(Component data from apps and pages)
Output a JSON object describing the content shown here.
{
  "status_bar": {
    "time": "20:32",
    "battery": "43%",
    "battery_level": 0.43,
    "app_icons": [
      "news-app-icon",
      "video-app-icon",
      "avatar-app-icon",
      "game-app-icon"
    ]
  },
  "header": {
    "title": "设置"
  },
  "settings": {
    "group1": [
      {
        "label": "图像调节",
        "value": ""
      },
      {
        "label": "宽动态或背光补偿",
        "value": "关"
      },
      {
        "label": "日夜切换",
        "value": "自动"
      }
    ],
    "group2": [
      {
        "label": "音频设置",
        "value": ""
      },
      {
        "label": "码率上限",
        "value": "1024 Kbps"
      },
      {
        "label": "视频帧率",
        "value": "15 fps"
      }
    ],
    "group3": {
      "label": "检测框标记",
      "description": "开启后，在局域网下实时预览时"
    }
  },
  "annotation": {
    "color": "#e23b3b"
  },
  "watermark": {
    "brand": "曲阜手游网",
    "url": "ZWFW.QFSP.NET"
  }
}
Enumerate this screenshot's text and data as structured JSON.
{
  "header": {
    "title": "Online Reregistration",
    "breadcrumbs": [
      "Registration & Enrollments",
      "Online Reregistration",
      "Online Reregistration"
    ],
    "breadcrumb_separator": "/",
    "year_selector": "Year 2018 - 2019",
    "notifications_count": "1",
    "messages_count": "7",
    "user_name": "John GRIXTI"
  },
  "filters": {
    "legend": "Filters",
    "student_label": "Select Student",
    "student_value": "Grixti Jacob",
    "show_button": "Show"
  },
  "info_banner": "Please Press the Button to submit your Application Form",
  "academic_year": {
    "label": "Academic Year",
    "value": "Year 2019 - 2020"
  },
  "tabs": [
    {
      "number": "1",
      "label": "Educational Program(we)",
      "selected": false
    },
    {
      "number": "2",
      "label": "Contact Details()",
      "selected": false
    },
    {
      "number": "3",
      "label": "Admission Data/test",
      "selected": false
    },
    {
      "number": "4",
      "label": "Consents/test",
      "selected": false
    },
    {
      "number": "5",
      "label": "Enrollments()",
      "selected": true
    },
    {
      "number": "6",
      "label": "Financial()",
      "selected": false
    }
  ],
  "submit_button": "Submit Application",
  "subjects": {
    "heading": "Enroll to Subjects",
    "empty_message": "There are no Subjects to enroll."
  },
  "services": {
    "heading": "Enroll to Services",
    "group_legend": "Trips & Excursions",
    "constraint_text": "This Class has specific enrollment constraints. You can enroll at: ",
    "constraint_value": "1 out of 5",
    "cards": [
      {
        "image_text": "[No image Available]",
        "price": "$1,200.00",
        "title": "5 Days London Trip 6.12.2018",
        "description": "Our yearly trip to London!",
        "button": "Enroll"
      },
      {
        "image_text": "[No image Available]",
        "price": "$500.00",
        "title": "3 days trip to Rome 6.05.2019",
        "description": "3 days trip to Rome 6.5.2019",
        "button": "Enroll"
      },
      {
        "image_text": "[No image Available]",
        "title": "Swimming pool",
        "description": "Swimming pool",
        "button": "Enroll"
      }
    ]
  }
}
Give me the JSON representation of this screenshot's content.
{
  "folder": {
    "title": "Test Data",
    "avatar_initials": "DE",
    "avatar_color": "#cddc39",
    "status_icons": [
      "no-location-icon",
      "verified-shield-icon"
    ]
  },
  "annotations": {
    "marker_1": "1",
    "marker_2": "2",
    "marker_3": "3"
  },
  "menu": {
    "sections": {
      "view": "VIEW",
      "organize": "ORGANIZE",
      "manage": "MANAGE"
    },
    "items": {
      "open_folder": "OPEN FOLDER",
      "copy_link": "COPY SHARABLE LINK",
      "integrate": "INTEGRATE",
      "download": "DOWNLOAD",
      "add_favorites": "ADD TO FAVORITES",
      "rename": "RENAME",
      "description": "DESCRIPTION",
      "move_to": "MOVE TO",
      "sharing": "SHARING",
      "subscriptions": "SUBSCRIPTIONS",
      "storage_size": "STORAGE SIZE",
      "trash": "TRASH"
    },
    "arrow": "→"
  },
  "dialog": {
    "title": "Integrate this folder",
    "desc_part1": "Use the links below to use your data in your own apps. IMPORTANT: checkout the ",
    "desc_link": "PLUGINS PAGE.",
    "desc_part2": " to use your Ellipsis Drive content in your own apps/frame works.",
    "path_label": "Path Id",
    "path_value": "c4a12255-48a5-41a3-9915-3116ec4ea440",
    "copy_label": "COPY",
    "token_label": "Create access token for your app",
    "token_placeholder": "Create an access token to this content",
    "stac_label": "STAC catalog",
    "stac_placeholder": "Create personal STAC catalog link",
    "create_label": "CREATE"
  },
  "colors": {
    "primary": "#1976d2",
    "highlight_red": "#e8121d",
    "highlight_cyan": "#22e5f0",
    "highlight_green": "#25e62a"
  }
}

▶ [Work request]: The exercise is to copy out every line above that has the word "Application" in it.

▶ [Exercise solution]:
  "info_banner": "Please Press the Button to submit your Application Form",
  "submit_button": "Submit Application",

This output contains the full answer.